The central processing unit (CPU) or processor of a computer, smartphone or even a modern washing machine is responsible for the calculations needed to run applications or control other processes within the machine. Since the starting of the 21st century, CPU manufactures had troubles to increase the speed of one CPU but still wanted to increase the processing power of computers. As a solution to this problem, the processor vendors introduced dual “core” processors. This development continued until today with 100 cores per processor on the horizon.
Most of the “heavier” compute nodes of modern supercomputers are equipped with two or more processors. Since the processors have multiple cores it is not uncommon to have systems with 64 cores or more nowadays. One processor is installed in one socket.
To further increase the processing power (or complexity – depending on who you ask) Intel introduced “Hyper-threading”. For every core, hyper-threading simulates another core. This mostly helps in the day-to-day usage of a computer or in file servers but only a limited amount of scientific applications can profit from hyper-threading.
To see, how much processors and cores your computer has, run the “lscpu” command:

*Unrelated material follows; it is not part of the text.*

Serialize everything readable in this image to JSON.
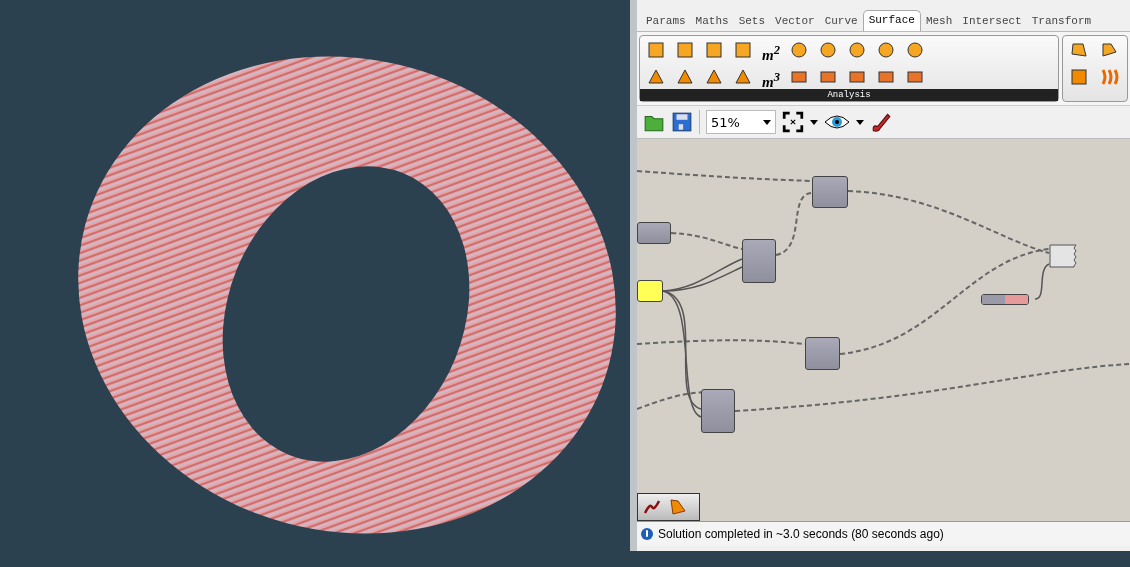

The most interesting lines are “Socket(s)” and “Core(s) per socket”. In most cases, you should not use more then “Socket(s)” * “Core(s) per socket” processes or threads to achieve the highest performance possible of a node. In the picture above, the command was run on a server with two Intel Xeon E5-2680V3 CPUs with Hyper-Threading enabled. While Linux sees 48 “cores”, in reality there are only 12 cores per socket. Thus, running 24 processes should yield the best performance for most applications on this machine.